In Albuquerque, a macaque monkey is cradled in what seems an affectionate embrace and then swiftly placed in an airtight glass cage. A hose connected to the exhaust pipe of a 2004 Ford F-250 pick-up truck pumps exhaust into the cage where the monkey watches cartoons with toddler enthrallment.
The cage fills with smoke, and the monkey becomes distressed, whimpering while its tiny hands search for an opening at the seams of the cage and in the walls, streaking the condensation and film on the glass with its panicked motions. After three to four hours, the live monkey is removed from the cage, a tube is inserted down its throat, and its lungs are scraped for samples and blood tests are conducted.
These are rigged experiments to demonstrate the safety of diesel emissions. They have no scientific validity and are never published. The VWs are programmed to emit less nitrogen dioxide emissions than typically occur.
The VW diesel emissions are then compared with those of other makers’ vehicles, like the Ford pick-up. The studies are part of a six-year (2009-2015) corporate scam involving a fake research company called the European Research Group on Environment and Health created by VW, Daimler, and BMW to promote their diesel cars. We now know such VW diesel cars pollute 50 times more than advertised (6-7 times above the European standard) and are responsible for an estimated 100,000 deaths in Germany per year.
While shocking, such unethical behavior is nothing new. Corporate behavior that seeks to maximize profits outside ethical decision-making often involves fraud, environmental harm, and harm to humans and animals because it entails complete disregard for obligations to stakeholders other than shareholders.

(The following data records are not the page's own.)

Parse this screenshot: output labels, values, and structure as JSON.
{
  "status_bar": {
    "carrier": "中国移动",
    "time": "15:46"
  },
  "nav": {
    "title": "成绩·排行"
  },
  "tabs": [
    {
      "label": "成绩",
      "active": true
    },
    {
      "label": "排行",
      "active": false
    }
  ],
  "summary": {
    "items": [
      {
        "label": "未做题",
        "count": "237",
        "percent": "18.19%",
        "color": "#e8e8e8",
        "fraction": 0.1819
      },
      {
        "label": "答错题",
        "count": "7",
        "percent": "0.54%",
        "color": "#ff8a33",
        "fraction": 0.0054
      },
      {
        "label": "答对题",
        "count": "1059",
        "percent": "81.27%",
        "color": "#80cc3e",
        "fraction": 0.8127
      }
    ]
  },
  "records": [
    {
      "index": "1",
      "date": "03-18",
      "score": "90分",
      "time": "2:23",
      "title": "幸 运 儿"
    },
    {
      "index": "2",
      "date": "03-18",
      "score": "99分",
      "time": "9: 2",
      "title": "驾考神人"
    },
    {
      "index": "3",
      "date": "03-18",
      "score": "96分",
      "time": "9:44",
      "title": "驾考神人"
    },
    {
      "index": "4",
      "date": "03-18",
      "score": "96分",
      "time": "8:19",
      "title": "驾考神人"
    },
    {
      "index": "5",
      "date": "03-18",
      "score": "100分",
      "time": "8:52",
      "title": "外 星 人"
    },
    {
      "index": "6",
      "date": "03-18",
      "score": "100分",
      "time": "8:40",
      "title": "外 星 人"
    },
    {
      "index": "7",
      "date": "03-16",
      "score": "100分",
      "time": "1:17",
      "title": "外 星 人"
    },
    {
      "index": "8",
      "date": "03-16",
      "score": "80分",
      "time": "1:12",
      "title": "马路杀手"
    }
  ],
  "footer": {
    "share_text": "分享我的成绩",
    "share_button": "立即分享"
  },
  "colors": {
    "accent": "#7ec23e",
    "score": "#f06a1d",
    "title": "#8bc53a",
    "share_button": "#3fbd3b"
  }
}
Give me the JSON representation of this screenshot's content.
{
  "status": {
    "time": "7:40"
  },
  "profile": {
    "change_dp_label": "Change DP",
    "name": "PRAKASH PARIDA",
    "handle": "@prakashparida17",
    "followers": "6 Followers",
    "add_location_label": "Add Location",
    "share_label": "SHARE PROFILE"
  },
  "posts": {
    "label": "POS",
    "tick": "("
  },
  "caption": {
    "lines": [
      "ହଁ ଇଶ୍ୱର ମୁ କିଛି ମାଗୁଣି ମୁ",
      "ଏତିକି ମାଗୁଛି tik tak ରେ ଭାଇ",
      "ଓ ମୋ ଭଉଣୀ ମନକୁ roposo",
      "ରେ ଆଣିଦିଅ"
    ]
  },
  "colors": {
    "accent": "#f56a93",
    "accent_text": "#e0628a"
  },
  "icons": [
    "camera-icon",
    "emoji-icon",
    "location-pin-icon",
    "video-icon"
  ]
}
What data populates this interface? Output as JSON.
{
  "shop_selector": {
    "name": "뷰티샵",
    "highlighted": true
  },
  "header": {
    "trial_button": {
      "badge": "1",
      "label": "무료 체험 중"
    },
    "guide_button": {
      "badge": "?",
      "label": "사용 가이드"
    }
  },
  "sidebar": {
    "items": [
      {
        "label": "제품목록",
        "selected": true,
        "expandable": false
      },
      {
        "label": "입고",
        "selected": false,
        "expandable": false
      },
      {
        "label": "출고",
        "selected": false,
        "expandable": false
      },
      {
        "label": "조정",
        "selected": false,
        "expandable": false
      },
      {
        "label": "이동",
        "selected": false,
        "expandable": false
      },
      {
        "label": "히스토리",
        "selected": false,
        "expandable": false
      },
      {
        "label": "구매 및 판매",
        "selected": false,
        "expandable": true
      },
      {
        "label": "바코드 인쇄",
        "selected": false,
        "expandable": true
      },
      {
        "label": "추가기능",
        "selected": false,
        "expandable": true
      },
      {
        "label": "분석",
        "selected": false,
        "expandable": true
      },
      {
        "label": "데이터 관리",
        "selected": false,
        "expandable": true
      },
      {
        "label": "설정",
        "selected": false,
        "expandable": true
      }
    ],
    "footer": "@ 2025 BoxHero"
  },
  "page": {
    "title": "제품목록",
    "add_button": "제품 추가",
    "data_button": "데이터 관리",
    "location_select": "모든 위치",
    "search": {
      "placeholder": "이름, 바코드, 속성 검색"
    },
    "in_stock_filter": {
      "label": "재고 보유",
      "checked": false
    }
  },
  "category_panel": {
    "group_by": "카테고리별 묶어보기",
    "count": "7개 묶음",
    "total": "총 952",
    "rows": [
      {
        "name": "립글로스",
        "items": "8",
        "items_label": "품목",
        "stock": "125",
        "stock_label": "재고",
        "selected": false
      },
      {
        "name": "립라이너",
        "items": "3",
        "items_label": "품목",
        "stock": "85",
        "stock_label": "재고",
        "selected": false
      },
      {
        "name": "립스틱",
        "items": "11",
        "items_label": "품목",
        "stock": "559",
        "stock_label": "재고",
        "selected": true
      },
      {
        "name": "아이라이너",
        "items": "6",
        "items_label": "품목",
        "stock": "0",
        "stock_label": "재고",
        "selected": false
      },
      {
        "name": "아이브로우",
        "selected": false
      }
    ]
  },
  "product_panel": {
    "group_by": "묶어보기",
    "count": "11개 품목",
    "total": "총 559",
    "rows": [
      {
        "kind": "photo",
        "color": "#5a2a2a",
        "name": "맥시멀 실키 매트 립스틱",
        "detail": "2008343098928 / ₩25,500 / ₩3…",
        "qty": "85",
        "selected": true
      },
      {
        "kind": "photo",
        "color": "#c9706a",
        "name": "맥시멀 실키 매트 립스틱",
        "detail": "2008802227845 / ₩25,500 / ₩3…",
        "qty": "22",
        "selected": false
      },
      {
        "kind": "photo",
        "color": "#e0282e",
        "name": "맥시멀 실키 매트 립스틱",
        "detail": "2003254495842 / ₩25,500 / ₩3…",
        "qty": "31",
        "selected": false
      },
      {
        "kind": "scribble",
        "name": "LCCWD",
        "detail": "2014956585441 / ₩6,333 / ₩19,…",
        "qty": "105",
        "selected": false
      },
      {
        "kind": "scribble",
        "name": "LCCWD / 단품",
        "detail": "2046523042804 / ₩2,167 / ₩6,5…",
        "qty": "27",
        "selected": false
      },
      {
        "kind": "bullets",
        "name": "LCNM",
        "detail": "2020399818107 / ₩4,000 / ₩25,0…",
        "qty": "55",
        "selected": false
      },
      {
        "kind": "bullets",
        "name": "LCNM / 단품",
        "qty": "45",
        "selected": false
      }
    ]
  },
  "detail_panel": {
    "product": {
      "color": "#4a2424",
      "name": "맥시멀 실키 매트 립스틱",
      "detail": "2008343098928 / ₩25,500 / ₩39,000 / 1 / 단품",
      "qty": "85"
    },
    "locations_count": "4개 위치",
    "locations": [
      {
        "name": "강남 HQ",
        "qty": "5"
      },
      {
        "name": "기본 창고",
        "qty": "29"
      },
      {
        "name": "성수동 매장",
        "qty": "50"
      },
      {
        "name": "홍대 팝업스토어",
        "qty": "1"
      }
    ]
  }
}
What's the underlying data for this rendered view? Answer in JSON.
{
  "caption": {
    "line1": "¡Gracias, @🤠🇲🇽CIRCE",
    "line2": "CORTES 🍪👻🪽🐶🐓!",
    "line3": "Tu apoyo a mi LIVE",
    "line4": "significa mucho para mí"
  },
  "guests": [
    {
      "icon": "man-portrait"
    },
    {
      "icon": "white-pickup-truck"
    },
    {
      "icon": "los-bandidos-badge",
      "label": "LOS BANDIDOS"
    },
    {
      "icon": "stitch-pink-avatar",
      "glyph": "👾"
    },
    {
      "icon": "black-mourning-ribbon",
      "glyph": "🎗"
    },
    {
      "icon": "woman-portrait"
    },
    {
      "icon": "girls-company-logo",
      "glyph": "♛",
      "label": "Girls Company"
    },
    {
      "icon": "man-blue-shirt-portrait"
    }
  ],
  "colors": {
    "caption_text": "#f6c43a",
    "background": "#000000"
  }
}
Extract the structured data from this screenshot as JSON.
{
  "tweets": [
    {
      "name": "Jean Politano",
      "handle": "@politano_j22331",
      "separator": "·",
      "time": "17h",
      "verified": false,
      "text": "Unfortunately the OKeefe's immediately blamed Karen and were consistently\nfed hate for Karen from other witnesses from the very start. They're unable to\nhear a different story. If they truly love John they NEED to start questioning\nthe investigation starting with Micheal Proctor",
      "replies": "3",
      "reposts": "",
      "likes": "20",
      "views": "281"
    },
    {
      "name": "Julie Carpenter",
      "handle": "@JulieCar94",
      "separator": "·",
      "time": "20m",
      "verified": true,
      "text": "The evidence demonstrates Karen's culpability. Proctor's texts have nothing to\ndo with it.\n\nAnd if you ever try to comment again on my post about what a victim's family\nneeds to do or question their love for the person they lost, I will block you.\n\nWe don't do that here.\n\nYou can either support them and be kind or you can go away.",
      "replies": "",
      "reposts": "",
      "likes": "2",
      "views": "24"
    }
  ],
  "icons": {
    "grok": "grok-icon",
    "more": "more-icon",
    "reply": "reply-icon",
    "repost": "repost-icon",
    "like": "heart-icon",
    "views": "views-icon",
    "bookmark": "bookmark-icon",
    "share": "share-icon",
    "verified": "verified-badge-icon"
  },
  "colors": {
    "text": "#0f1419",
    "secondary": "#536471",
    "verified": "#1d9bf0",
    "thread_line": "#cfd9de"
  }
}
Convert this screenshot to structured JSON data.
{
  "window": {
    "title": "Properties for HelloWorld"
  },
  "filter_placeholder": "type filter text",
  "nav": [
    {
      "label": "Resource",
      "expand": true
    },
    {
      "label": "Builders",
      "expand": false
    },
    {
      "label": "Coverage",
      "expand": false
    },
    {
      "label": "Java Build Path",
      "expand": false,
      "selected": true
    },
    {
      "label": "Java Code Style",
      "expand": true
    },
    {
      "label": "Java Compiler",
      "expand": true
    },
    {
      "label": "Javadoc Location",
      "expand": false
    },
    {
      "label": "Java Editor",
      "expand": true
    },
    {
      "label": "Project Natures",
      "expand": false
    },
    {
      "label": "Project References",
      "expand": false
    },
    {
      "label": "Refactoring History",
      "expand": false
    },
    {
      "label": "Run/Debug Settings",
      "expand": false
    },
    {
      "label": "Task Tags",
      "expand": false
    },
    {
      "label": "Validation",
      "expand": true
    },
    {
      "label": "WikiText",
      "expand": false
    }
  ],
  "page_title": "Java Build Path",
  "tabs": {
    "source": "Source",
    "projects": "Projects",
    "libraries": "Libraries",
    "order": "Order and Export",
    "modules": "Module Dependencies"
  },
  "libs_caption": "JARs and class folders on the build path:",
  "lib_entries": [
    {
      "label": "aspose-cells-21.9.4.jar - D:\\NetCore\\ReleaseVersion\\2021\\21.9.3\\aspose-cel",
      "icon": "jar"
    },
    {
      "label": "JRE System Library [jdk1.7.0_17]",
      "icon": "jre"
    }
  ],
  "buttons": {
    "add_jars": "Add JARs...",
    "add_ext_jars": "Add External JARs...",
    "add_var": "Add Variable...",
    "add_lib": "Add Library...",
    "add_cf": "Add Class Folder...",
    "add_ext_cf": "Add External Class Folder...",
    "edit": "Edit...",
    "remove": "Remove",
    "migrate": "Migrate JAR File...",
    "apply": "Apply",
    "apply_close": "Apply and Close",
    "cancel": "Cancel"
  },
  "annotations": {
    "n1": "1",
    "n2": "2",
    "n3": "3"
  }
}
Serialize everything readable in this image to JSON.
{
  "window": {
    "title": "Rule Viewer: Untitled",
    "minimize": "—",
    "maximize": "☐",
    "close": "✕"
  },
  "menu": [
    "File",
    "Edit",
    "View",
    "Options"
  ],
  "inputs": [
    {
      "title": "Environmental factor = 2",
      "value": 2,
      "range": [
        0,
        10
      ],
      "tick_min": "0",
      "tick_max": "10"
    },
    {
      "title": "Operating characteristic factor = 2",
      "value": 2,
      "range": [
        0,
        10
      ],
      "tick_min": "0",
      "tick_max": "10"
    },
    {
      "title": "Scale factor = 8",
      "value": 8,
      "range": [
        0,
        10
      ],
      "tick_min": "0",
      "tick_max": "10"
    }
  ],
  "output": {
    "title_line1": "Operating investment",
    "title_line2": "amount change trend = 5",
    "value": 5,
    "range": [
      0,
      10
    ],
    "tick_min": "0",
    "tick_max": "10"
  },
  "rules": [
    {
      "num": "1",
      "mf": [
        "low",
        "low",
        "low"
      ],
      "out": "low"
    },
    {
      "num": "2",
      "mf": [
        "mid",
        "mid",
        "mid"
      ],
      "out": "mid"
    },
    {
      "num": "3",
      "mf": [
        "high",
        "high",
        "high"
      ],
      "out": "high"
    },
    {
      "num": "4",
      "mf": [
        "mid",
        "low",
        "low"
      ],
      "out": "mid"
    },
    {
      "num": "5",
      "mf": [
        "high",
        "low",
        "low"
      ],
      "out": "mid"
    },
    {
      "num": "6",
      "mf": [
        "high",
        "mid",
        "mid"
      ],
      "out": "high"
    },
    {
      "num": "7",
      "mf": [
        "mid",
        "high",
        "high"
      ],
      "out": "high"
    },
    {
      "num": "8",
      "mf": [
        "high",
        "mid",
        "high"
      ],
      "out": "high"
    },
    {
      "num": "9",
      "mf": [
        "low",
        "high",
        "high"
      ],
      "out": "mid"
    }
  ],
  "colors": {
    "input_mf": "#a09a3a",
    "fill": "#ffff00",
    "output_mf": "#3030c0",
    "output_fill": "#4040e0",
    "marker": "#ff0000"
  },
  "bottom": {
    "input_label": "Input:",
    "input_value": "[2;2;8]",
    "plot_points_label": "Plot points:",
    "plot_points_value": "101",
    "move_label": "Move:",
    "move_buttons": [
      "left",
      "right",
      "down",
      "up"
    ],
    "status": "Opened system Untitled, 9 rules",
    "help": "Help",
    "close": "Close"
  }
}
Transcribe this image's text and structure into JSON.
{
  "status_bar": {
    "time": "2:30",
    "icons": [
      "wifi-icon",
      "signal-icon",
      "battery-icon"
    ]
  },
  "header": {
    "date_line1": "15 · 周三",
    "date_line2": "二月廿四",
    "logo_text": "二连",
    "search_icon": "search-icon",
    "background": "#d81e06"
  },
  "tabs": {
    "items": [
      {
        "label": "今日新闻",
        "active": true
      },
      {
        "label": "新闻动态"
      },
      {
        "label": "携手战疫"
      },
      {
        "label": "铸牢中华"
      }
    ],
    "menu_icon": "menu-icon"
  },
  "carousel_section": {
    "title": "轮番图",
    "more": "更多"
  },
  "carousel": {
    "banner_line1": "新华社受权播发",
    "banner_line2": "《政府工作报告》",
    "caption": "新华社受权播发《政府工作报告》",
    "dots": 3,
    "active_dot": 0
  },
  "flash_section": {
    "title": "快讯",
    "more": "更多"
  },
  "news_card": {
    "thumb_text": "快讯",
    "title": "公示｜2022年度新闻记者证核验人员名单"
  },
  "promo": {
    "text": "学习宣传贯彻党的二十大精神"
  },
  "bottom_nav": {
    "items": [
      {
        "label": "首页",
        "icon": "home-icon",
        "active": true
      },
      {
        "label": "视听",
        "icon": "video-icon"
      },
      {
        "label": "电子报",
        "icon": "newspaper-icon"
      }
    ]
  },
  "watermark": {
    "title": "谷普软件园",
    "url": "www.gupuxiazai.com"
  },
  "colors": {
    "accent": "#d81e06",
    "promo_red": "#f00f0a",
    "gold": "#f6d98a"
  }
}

The Exxon and BP oil spills involved all these harms. Animals such as the monkeys used in the VW experiment are the most vulnerable corporate subjects because they have limited legal protections.
Animal bodies are routinely used for profit with little or no legal protection. It is estimated over 100 million animals are used for animal research a year. Most of these animals are rodents, who are not covered by the Animal Welfare Act (AWA). Over nine billion animals are sold as flesh food. Only their slaughter and transportation are protected under federal law. Animals are also widely used for profit in exhibition, work, and entertainment, with AWA protection only when exhibited. State anti-cruelty statutes often contain exemptions for exhibited animals and animals used for food and fiber.
Animal cruelty is frequently proportional to profit. Animals are anally shocked to death, gassed, poisoned, or have their necks broken to avoid damaging their valuable coats. But perhaps the starkest example of for-profit cruelty is concentrated feeding operations (factory farms), where animals are viewed as commodities, rather than beings who suffer.
Animals annually are crammed into metal cages without the ability to move throughout their lives; housed in dark windowless sheds; denied veterinary care; and de-beaked, tail-docked, and castrated without anesthesia, all because it is cheaper than more humane alternatives.
The same efficiency calculations explain why larger animals have bolts forced through their brains, are shackled, and have their throats cut, and smaller animals like poultry are killed by electrocution and beheading after being shackled upside-down.
Federal regulations allow 140 birds to be processed per minute to save chicken farmers money, which results in missed chickens who are then boiled alive. In January, the USDA proposed lifting minimum process times altogether in pig slaughter, citing efficiency.
To be sure, primate research in the medical context is more closely regulated because of the high cognitive abilities of primates, our closest relatives who share approximately 98 percent of our DNA. The Nonhuman Rights Project is in fact fighting to have chimpanzees granted legal personhood, which, ironically, corporations enjoy.
But nothing in the AWA or state anti-cruelty statutes would have prohibited the gratuitously cruel VW experiment. The only reason we are learning about it now is because it was bad science that mislead customers, not because the monkeys were lured by cartoons to breathe dangerous exhaust fumes.
While it is easy to blame VW, we too are at fault. We must encourage lawmakers to enact more protective laws for animals and consumers to support companies that avoid cruelty to animals. Change is unlikely to occur unless corporations have different legal and financial incentives. The fact that VW became the world’s leading car maker after this scandal is on us.
Ani B. Satz, J.D., Ph.D. is a Professor at Emory University who teaches Animal Law and Business Ethics.